'Montparnasse', 'MotherInnocent', 'MotherPlutarch', 'Myriel',
'Napoleon', 'Old man', 'Perpetue', 'Pontmercy', 'Prouvaire',
'Scaufflaire', 'Simplice', 'Thenardier', 'Tholomyes', 'Toussaint',
'Valjean', 'Woman1', 'Woman2', 'Zephine'], dtype='<U17'),
'adjacency': <77x77 sparse matrix of type '<class 'numpy.int64'>'
with 508 stored elements in Compressed Sparse Row format>}

[54]:

graph = from_csv('movie_actor.tsv', bipartite=True)

[55]:

graph

[55]:

{'names_row': array(['007 Spectre', 'Aviator', 'Crazy Stupid Love', 'Drive',
'Fantastic Beasts 2', 'Inception', 'Inglourious Basterds',
'La La Land', 'Midnight In Paris', 'Murder on the Orient Express',
'The Big Short', 'The Dark Knight Rises',
'The Grand Budapest Hotel', 'The Great Gatsby', 'Vice'],
dtype='<U28'),
'names': array(['007 Spectre', 'Aviator', 'Crazy Stupid Love', 'Drive',
'Fantastic Beasts 2', 'Inception', 'Inglourious Basterds',
'La La Land', 'Midnight In Paris', 'Murder on the Orient Express',
'The Big Short', 'The Dark Knight Rises',
'The Grand Budapest Hotel', 'The Great Gatsby', 'Vice'],
dtype='<U28'),
'names_col': array(['Brad Pitt', 'Carey Mulligan', 'Christian Bale',
'Christophe Waltz', 'Emma Stone', 'Johnny Depp',
'Joseph Gordon Lewitt', 'Jude Law', 'Lea Seydoux',
'Leonardo DiCaprio', 'Marion Cotillard', 'Owen Wilson',
'Ralph Fiennes', 'Ryan Gosling', 'Steve Carell', 'Willem Dafoe'],
dtype='<U28'),
'biadjacency': <15x16 sparse matrix of type '<class 'numpy.int64'>'
with 41 stored elements in Compressed Sparse Row format>}


The graph can also be given in the form of adjacency lists (check the function from_csv).

## From a GraphML file

You can also load a graph stored in the GraphML format.

[56]:

graph = from_graphml('miserables.graphml')
names = graph.names

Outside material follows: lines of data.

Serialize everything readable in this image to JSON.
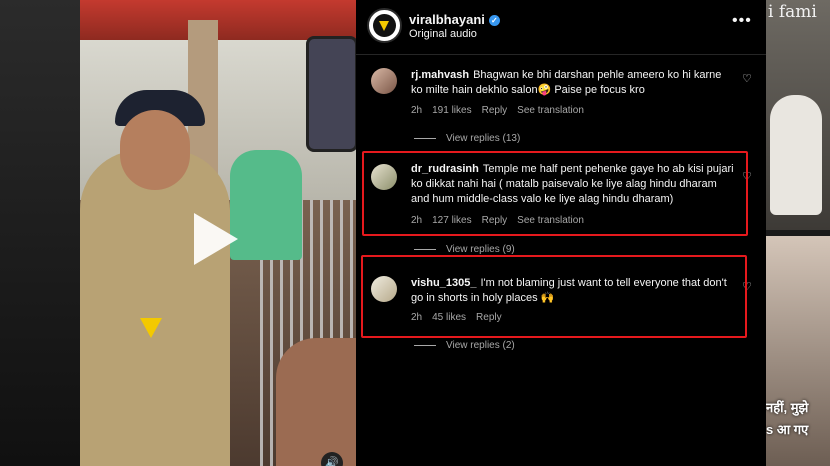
{
  "header": {
    "username": "viralbhayani",
    "audio": "Original audio"
  },
  "comments": [
    {
      "username": "rj.mahvash",
      "text": "Bhagwan ke bhi darshan pehle ameero ko hi karne ko milte hain dekhlo salon🤪  Paise pe focus kro",
      "time": "2h",
      "likes": "191 likes",
      "reply": "Reply",
      "translate": "See translation",
      "view_replies": "View replies (13)"
    },
    {
      "username": "dr_rudrasinh",
      "text": "Temple me half pent pehenke gaye ho ab kisi pujari ko dikkat nahi hai ( matalb paisevalo ke liye alag hindu dharam and hum middle-class valo ke liye alag hindu dharam)",
      "time": "2h",
      "likes": "127 likes",
      "reply": "Reply",
      "translate": "See translation",
      "view_replies": "View replies (9)"
    },
    {
      "username": "vishu_1305_",
      "text": "I'm not blaming just want to tell everyone that don't go in shorts in holy places 🙌",
      "time": "2h",
      "likes": "45 likes",
      "reply": "Reply",
      "view_replies": "View replies (2)"
    }
  ],
  "background": {
    "right_title": "i fami",
    "right_caption_1": "नहीं, मुझे",
    "right_caption_2": "s आ गए"
  },
  "colors": {
    "highlight": "#e6191d",
    "verified": "#3797f0",
    "brand": "#f3c900"
  }
}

[57]:

# Directed graph
graph = from_graphml('painters.graphml')
names = graph.names


## From NetworkX

NetworkX has import and export functions from and towards the CSR format.

## Other options

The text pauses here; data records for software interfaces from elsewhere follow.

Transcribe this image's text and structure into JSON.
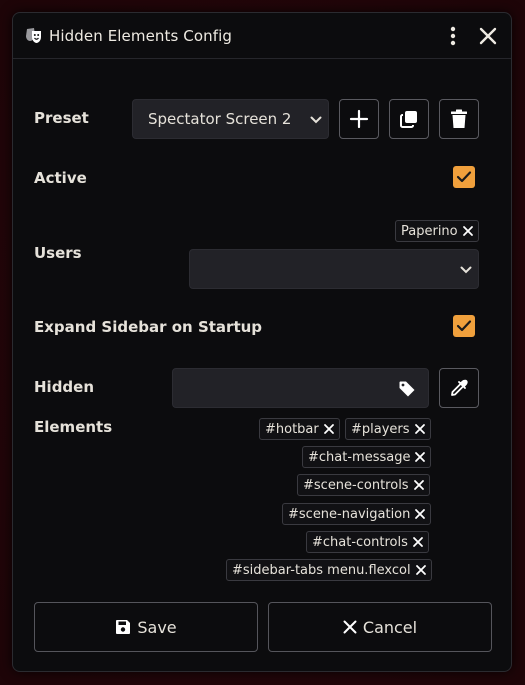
{
  "window": {
    "title": "Hidden Elements Config",
    "title_icon": "theater-mask-icon",
    "menu_icon": "kebab-menu-icon",
    "close_icon": "close-icon"
  },
  "preset": {
    "label": "Preset",
    "selected": "Spectator Screen 2",
    "add_icon": "plus-icon",
    "duplicate_icon": "copy-icon",
    "delete_icon": "trash-icon"
  },
  "active": {
    "label": "Active",
    "checked": true
  },
  "users": {
    "label": "Users",
    "tags": [
      "Paperino"
    ],
    "select_value": ""
  },
  "expand_sidebar": {
    "label": "Expand Sidebar on Startup",
    "checked": true
  },
  "hidden": {
    "label_line1": "Hidden",
    "label_line2": "Elements",
    "input_value": "",
    "tag_icon": "tag-icon",
    "picker_icon": "eyedropper-icon",
    "tags": [
      "#hotbar",
      "#players",
      "#chat-message",
      "#scene-controls",
      "#scene-navigation",
      "#chat-controls",
      "#sidebar-tabs menu.flexcol"
    ]
  },
  "footer": {
    "save_label": "Save",
    "cancel_label": "Cancel"
  },
  "colors": {
    "accent": "#f0a03c",
    "window_bg": "#0c0c0e",
    "field_bg": "#222227"
  }
}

• You want to test our toy graphs

• You want to generate a graph from a model

• You want to load a graph from existing repositories (see NetSet and KONECT)

Take a look at the other tutorials of the data section!